Dharma Pinem, sitting relaxed enjoying a cup of coffee, when we met him in Timbang Lawan Village, Langkat Regency, North Sumatra.
This man is special. Since 2015, together with some of his friends he has founded the Bahorok Hijau Community. The idea started with the unrest of the community, who planted oil palm but did not make a profit.
“When you look at its history, Langkat Regency during the Dutch era only planted cocoa, vanilla and tobacco. After independence planted rice. Over time, the current price for palm oil is not profitable,” said the man whose hair was starting to turn gray.
The 2013 flash floods, the beginning of the problem. The community’s paddy fields became unproductive, because the irrigation damaged by the disaster has not been repaired, even now. This condition made them try their luck growing oil palm.
What’s more, at that time there was a lot of seed assistance provided by the government and the price of the fruit could also be relied upon.
“I don’t know the name of the program. Now just look, the trees are not maintained,” he explained, early December 2022.
According to Dharma, managing oil palm trees requires a lot of capital and intensive care. Meanwhile, farmers’ income does not match expenses. In addition, oil palm is not environmentally friendly, because the land that has been planted with this type must be cultivated again so that it is loose. Palm oil also cannot be used as a fortress to hold back water in the event of a flood.
These conditions prompted Dharma to form the Green Bahorok Community. Changes in people’s perspectives and the importance of protecting the environment are the main reasons for forming communities. Moreover, Weigh Opponents are near the Gunung Leuser National Park (TNGL).
Dharma and his community took the initiative to plant fruit trees around the forest to the GLNP border. There are various types, there are durian, jengkol, mangosteen, petai, mango, and duku. They collectively buy the seeds and are committed to caring for them.
“After three months, new seeds can be planted.

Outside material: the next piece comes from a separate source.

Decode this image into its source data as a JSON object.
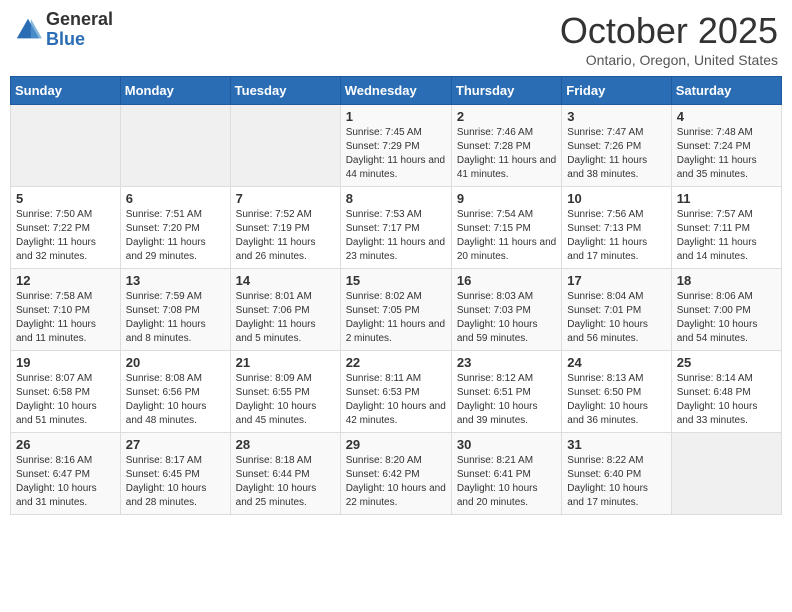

Regarding the results, it will be divided equally or sold,” he explained.
The fruit of the plant is also given to wild animals such as monkeys, orangutans, squirrels, birds and civets. Not just for society.
“Wildlife is an environmental link that must be considered. The forest is now starting to decrease, that’s why we provide a source of food so that they are comfortable in their habitat.”
This community also invites farmers who still grow oil palm to switch to fruit trees. They help with seedlings and their care. The farmers who were invited, only prepared the land without the need to spend capital.
“The fruit belongs to the farmer, may be sold. Our message is that if a wild animal eats fruit, don’t kill it, just let it be,” said Dharma.
The corona pandemic that hit, made Dharma and her community look for ways to keep the community’s economy running. They open tourist village businesses such as lodging, villa rentals, and tents for visitors who want to camp.
“Since the pandemic, many residents have lacked income, so we think that self -funding is no longer possible . We decided to seek funding for the community program to continue,” he explained.
Of the tourism village income, ten percent is allocated to the community treasury. The Bahorok community also works closely with the Nuraga Bumi Institute, an environmental and education community for women and children, which is also in Langkat.
Every child studying at Nuraga Bumi Institute does not need to pay tuition fees, they are only required to provide tree seeds and fruit every month. They can plant directly in the forest, together with the Green Bahorok Community.
The young move
Ramadhani, a Timbang Lawan youth who has been active in the Bahorok Hijau Community since 2018, is proud to be able to preserve the environment.
“There is no salary system, only pocket money. Usually given per working day. The children here are also invited by their parents to plant trees,” he explained.
Everyone has a role in planting. Some clear the land, some make holes, some cut bamboo or wood, and some monitor tree growth.
“One land, the number can be 100-500 trees. It depends on the condition of the area.”
Currently, the total area planted with trees is 215 hectares, spread over 15 points.
Selvi, another young member of the community, said she was happy to join. He started to care about the environment and no longer asked his parents for money because he was paid for planting and harvesting.
“I was taught how to measure the diameter of a tree with a tool, along with its height and width. Like learning basic conservation,” he said.
Nurul Nayla Azmi, founder of the Nuraga Bumi Institute, hopes that more community groups will take the initiative to protect the environment. Communities are an important wall to protect forest areas because they live and live there.
“Their sources of livelihood, such as water and air, are obtained directly from the forest. They have local wisdom in protecting the environment,” he said.
Our ancestors also taught us to live in harmony with nature and tolerance for wild animals.
“We need to emphasize this value so that efforts to protect the environment can be carried out,” he explained.
Palbert Tunip, Head of Region 3 BBTNGL, said he was very pleased with the Bahorok Hijau Community. This group indirectly carries out conservation works such as clearing the GLNP boundaries, planting trees in the area and outside the GLNP, and is involved in handling human-wildlife conflicts.
“We often collaborate with them. Overall , the community whose chairman is Dharma Pinem has helped us a lot,” he concluded.